You can find sociology-related graduate programs that contain sports sociology courses at both the master's and doctorate levels offered throughout the country. Check out some highlights and details of these degrees below.
Master of Arts in Sociology
Although program requirements vary from school to school, a Master of Arts in Sociology program typically consists of around 30 credit hours. A comprehensive exam and a thesis are usually required for graduation, in addition to the completion of sociology courses covering research methods, statistics, and social science theory. Some of the additional topics covered in this program can include social institutions, family and television, and environmental sociology. The faculty may often have expertise in several sociology specializations. For example, there are teachers with knowledge and research experience in sociology of sport, medical sociology, leisure and deviance, and community-related sociology subject areas.
Ph.D. in Sociology

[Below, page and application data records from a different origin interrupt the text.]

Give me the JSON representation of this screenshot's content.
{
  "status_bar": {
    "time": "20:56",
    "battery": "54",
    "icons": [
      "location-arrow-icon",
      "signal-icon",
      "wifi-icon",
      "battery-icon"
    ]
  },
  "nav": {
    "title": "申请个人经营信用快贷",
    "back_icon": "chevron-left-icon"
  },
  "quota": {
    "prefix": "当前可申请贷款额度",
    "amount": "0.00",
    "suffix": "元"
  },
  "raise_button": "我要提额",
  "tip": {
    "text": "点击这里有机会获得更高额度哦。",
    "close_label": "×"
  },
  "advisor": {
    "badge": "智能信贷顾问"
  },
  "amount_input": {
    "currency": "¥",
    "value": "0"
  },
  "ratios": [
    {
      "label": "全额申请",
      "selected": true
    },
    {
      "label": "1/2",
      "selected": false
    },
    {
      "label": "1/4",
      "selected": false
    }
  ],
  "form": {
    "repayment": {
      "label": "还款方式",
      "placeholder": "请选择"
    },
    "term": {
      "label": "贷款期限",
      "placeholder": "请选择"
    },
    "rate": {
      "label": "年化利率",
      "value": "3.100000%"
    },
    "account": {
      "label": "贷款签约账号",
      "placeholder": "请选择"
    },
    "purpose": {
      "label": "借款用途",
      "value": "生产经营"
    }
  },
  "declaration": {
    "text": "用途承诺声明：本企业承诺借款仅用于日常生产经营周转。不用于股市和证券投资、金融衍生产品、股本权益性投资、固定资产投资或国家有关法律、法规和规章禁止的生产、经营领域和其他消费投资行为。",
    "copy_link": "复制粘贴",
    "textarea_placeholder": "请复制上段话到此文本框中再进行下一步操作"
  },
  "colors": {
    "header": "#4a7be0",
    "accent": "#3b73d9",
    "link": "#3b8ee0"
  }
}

Some Ph.D. in Sociology programs can include courses relating to sports performance and the role of sports in society. These programs can also consist of professional development in the first year and an empirical paper workshop in the second year, where students have the opportunity to critique each other's research. Students may need to participate in colloquia, workshops, study abroad, and research with department faculty. The final part of the degree usually consists of teaching experience and a dissertation. Students are typically awarded a master's degree on their way to earning a Ph.D.
Ph.D. in Physical Culture and Sports Studies
Some doctoral-level programs deal more directly with sports, like the Ph.D. in Physical Culture and Sports Studies. This interdisciplinary degree program combines the history of sports with the history of physical culture, and society's doping scandals are often analyzed. The history of exercise and human enhancement is covered as well. Students develop a dissertation with department faculty. Some of the topics of interest include sport law, sport philosophy, and sports in politics. Research is the primary focus of the program. Students may have the option to select an area of interest for their Ph.D.
Program Admission Requirements
A bachelor's degree with a high GPA is typically required for admittance into graduate programs, as are GRE scores. Some programs require a statement of interest. International students need to submit their TOEFL scores. Applicants need to pay a fee for the graduate program application, and they must submit academic transcripts as well. Also, some programs require letters of recommendations, a statement of purpose, and sometimes a resume or CV.
While sports sociology graduate degrees are not readily available, there are several graduate-level degrees that include sports sociology courses. Interested students can choose from programs including master's- and doctoral-level sociology degrees and a degree in physical culture and sports studies.